### WHAT THE TASK REQUIRES
Your copy should match the records below exactly, except for the pictures.

<<<<

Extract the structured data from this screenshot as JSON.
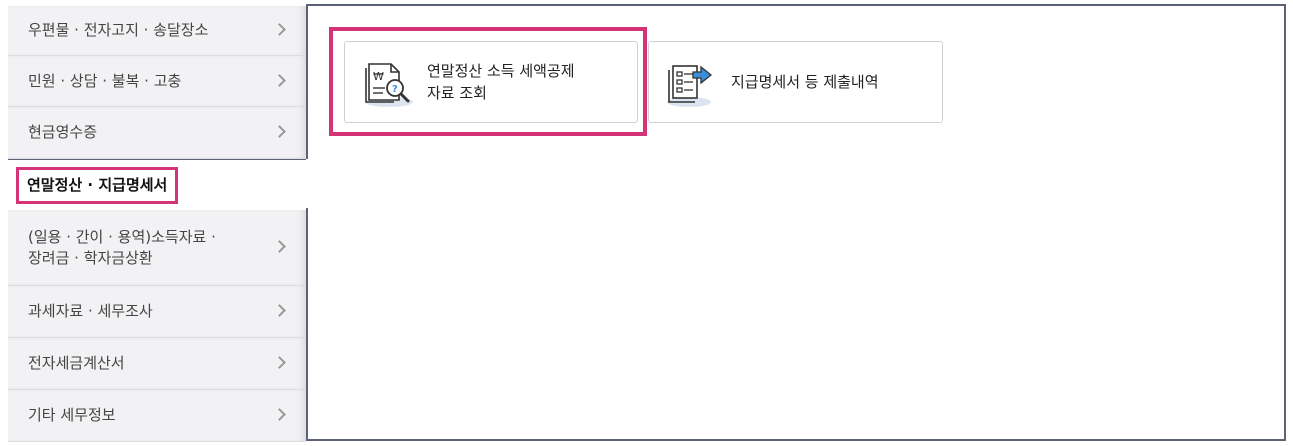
{
  "sidebar": {
    "items": [
      {
        "label": "우편물 · 전자고지 · 송달장소"
      },
      {
        "label": "민원 · 상담 · 불복 · 고충"
      },
      {
        "label": "현금영수증"
      },
      {
        "label": "연말정산 · 지급명세서"
      },
      {
        "label_line1": "(일용 · 간이 · 용역)소득자료 ·",
        "label_line2": "장려금 · 학자금상환"
      },
      {
        "label": "과세자료 · 세무조사"
      },
      {
        "label": "전자세금계산서"
      },
      {
        "label": "기타 세무정보"
      }
    ]
  },
  "cards": [
    {
      "line1": "연말정산 소득 세액공제",
      "line2": "자료 조회",
      "icon": "document-search-icon"
    },
    {
      "line1": "지급명세서 등 제출내역",
      "icon": "document-submit-icon"
    }
  ],
  "colors": {
    "highlight": "#d33477",
    "border": "#5c6275",
    "icon_accent": "#3b8fd9"
  }
}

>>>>

### OUTPUT
Extract the structured data from this screenshot as JSON.
{
  "sidebar": {
    "items": [
      {
        "label": "우편물 · 전자고지 · 송달장소"
      },
      {
        "label": "민원 · 상담 · 불복 · 고충"
      },
      {
        "label": "현금영수증"
      },
      {
        "label": "연말정산 · 지급명세서"
      },
      {
        "label_line1": "(일용 · 간이 · 용역)소득자료 ·",
        "label_line2": "장려금 · 학자금상환"
      },
      {
        "label": "과세자료 · 세무조사"
      },
      {
        "label": "전자세금계산서"
      },
      {
        "label": "기타 세무정보"
      }
    ]
  },
  "cards": [
    {
      "line1": "연말정산 소득 세액공제",
      "line2": "자료 조회",
      "icon": "document-search-icon"
    },
    {
      "line1": "지급명세서 등 제출내역",
      "icon": "document-submit-icon"
    }
  ],
  "colors": {
    "highlight": "#d33477",
    "border": "#5c6275",
    "icon_accent": "#3b8fd9"
  }
}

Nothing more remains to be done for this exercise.